▸ **Problem requirements**: Wherever "false" turns up in the entries, copy out the line that holds it.

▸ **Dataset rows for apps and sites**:
=======

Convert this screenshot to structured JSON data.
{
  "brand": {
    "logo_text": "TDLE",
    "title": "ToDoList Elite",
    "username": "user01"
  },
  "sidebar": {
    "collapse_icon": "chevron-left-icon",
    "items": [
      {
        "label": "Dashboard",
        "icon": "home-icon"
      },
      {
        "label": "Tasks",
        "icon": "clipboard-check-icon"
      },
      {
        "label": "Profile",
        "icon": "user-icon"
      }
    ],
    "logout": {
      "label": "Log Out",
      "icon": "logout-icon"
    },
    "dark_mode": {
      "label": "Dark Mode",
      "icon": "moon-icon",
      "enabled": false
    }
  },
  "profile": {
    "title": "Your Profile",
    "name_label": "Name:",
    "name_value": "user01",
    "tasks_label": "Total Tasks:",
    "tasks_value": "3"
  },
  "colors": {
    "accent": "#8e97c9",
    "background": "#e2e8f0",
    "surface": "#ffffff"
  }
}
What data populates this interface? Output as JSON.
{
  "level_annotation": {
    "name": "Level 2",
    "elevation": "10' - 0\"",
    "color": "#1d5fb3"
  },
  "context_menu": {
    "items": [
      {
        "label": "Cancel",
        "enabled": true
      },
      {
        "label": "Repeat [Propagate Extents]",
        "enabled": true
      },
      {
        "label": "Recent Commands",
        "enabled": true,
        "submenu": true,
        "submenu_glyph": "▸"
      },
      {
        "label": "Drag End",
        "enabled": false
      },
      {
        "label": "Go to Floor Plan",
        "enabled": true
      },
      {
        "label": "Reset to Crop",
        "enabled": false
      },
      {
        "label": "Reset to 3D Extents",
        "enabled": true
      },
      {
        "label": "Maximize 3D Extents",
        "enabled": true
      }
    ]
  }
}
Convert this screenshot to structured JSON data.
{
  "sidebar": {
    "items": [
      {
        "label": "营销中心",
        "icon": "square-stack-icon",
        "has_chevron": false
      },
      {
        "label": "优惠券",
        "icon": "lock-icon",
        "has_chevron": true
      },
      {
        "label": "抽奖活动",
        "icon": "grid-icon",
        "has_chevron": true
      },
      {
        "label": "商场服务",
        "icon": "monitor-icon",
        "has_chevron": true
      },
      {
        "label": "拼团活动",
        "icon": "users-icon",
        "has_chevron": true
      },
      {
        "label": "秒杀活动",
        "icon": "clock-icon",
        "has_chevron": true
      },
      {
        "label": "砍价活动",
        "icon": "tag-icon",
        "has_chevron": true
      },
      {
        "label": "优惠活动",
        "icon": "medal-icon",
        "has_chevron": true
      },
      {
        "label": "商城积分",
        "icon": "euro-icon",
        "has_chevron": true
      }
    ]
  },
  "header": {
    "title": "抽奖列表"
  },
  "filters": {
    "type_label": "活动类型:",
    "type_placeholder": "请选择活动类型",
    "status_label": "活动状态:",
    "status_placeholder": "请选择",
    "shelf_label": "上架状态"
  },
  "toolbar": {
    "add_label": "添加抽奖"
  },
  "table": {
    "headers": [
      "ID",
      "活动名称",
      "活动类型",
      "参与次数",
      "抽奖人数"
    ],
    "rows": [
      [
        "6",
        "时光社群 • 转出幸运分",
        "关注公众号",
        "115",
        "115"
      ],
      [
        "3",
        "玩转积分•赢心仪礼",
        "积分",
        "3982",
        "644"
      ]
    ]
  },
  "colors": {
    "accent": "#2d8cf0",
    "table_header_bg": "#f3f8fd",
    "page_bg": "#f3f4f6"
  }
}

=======

▸ **Exercise output**:
      "enabled": false
        "enabled": false
        "enabled": false
        "has_chevron": false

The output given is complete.